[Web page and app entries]
☆ ☆ ☆ ☆ ☆
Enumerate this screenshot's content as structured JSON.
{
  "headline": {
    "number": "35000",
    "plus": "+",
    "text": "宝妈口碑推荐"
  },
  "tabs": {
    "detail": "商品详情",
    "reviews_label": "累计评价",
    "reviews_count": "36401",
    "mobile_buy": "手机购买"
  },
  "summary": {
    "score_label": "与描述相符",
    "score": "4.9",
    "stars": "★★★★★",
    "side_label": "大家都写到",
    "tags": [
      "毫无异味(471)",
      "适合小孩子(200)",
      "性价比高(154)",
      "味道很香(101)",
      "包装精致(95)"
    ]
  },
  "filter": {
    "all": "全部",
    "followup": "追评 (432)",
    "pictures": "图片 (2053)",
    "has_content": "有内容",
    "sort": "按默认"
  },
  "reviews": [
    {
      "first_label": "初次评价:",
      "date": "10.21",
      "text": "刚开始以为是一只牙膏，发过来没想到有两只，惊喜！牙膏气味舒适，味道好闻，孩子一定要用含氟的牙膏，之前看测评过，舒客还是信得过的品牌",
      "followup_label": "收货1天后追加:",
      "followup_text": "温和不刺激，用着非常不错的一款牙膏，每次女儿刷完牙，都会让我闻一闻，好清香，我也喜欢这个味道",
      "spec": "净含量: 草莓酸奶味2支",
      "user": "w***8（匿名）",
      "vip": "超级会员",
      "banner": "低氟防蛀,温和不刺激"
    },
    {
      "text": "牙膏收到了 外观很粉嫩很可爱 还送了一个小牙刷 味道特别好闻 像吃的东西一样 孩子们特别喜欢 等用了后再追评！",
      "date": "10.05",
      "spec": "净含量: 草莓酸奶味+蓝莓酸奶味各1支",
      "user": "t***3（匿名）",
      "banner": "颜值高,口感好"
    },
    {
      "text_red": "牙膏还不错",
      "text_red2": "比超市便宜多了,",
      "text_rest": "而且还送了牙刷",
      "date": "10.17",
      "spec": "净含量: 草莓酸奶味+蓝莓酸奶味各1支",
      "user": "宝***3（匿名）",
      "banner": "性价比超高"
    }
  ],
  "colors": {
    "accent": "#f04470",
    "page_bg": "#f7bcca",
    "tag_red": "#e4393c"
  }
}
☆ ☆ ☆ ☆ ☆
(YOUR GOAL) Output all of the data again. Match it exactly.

(PROBLEM SOLUTION)
Enumerate this screenshot's content as structured JSON.
{
  "headline": {
    "number": "35000",
    "plus": "+",
    "text": "宝妈口碑推荐"
  },
  "tabs": {
    "detail": "商品详情",
    "reviews_label": "累计评价",
    "reviews_count": "36401",
    "mobile_buy": "手机购买"
  },
  "summary": {
    "score_label": "与描述相符",
    "score": "4.9",
    "stars": "★★★★★",
    "side_label": "大家都写到",
    "tags": [
      "毫无异味(471)",
      "适合小孩子(200)",
      "性价比高(154)",
      "味道很香(101)",
      "包装精致(95)"
    ]
  },
  "filter": {
    "all": "全部",
    "followup": "追评 (432)",
    "pictures": "图片 (2053)",
    "has_content": "有内容",
    "sort": "按默认"
  },
  "reviews": [
    {
      "first_label": "初次评价:",
      "date": "10.21",
      "text": "刚开始以为是一只牙膏，发过来没想到有两只，惊喜！牙膏气味舒适，味道好闻，孩子一定要用含氟的牙膏，之前看测评过，舒客还是信得过的品牌",
      "followup_label": "收货1天后追加:",
      "followup_text": "温和不刺激，用着非常不错的一款牙膏，每次女儿刷完牙，都会让我闻一闻，好清香，我也喜欢这个味道",
      "spec": "净含量: 草莓酸奶味2支",
      "user": "w***8（匿名）",
      "vip": "超级会员",
      "banner": "低氟防蛀,温和不刺激"
    },
    {
      "text": "牙膏收到了 外观很粉嫩很可爱 还送了一个小牙刷 味道特别好闻 像吃的东西一样 孩子们特别喜欢 等用了后再追评！",
      "date": "10.05",
      "spec": "净含量: 草莓酸奶味+蓝莓酸奶味各1支",
      "user": "t***3（匿名）",
      "banner": "颜值高,口感好"
    },
    {
      "text_red": "牙膏还不错",
      "text_red2": "比超市便宜多了,",
      "text_rest": "而且还送了牙刷",
      "date": "10.17",
      "spec": "净含量: 草莓酸奶味+蓝莓酸奶味各1支",
      "user": "宝***3（匿名）",
      "banner": "性价比超高"
    }
  ],
  "colors": {
    "accent": "#f04470",
    "page_bg": "#f7bcca",
    "tag_red": "#e4393c"
  }
}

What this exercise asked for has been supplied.